Robert Hanna’s twelfth book, The Fate of Analysis, is a comprehensive revisionist study of Analytic philosophy from the early 1880s to the present, with special attention paid to Wittgenstein’s work and the parallels and overlaps between the Analytic and Phenomenological traditions.
By means of a synoptic overview of European and Anglo-American philosophy since the 1880s—including accessible, clear, and critical descriptions of the works and influence of, among others, Gottlob Frege, G.E. Moore, Bertrand Russell, Alexius Meinong, Franz Brentano, Edmund Husserl, The Vienna Circle, W.V.O. Quine, Saul Kripke, Wilfrid Sellars, John McDowell, and Robert Brandom, and, particularly, Ludwig Wittgenstein—The Fate of Analysis critically examines and evaluates modern philosophy over the last 140 years.

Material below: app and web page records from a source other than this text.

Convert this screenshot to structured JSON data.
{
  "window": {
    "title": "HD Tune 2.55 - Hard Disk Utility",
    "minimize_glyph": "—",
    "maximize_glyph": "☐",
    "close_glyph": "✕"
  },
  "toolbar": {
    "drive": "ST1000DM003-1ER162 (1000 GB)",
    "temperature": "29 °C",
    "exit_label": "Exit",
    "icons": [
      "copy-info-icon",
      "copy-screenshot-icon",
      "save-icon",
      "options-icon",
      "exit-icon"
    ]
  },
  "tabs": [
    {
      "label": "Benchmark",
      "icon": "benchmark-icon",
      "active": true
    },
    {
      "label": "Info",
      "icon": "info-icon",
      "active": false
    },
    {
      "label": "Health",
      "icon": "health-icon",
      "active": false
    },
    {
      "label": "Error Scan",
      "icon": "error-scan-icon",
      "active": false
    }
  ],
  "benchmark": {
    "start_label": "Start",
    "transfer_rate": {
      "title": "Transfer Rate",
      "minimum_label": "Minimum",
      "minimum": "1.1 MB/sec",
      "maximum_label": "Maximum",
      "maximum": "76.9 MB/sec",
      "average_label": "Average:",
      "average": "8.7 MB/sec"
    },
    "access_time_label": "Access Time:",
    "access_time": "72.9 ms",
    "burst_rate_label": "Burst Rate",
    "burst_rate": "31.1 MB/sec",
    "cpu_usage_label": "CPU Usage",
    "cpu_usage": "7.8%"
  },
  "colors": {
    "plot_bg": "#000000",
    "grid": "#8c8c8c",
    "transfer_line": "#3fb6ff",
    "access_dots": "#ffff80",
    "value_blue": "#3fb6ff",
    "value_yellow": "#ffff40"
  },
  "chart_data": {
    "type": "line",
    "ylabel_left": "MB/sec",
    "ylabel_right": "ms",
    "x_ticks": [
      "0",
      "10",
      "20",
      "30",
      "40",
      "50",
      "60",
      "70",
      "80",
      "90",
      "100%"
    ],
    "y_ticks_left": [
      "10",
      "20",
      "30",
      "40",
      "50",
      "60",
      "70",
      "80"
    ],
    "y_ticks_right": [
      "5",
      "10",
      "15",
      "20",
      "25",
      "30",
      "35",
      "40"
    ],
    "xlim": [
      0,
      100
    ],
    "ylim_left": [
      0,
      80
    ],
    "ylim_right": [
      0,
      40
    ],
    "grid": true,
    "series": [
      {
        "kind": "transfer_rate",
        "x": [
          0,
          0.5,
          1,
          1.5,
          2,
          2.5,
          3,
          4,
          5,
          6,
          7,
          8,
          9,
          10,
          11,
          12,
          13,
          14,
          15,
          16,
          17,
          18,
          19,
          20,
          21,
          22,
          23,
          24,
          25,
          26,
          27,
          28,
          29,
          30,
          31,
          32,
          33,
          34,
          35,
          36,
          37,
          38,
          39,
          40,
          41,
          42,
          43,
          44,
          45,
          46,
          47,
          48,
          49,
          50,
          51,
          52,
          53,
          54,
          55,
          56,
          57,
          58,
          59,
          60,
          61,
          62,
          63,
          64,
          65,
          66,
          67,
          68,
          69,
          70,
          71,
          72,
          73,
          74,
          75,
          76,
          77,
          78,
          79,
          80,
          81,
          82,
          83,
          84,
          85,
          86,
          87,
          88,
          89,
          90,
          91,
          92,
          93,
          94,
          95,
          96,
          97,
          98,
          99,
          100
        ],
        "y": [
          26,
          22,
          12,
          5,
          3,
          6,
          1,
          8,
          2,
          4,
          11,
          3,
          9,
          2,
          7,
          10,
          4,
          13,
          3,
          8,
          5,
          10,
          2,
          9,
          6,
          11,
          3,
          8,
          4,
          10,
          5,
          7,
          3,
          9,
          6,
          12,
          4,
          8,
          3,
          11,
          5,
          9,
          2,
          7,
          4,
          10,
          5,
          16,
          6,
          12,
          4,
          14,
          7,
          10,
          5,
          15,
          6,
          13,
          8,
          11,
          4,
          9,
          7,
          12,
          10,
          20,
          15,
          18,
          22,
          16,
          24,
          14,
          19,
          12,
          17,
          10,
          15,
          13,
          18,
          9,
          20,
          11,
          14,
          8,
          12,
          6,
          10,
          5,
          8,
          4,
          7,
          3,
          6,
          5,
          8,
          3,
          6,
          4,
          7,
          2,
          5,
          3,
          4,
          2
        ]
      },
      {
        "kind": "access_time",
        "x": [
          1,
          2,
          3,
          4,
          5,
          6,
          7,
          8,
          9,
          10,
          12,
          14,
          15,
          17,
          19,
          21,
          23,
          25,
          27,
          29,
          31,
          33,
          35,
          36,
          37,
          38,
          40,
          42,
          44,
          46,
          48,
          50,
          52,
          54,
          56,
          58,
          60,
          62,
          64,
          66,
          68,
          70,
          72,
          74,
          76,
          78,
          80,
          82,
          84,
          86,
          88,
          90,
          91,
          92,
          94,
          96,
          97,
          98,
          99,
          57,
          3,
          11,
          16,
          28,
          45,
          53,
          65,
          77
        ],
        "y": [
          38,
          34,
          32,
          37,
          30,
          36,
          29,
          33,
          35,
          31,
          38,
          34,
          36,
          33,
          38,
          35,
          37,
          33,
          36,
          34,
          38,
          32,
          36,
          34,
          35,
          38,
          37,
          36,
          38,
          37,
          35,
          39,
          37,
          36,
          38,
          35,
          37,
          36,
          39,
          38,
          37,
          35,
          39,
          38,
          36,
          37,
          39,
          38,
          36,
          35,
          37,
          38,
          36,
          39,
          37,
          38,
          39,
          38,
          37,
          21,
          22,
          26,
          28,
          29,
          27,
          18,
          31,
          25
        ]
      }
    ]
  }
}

In addition to its critical analyses of the Analytic tradition and of professional academic philosophy more generally, The Fate of Analysis also presents a thought-provoking, forward-looking, and positive picture of the philosophy of the future from a radical Kantian point of view.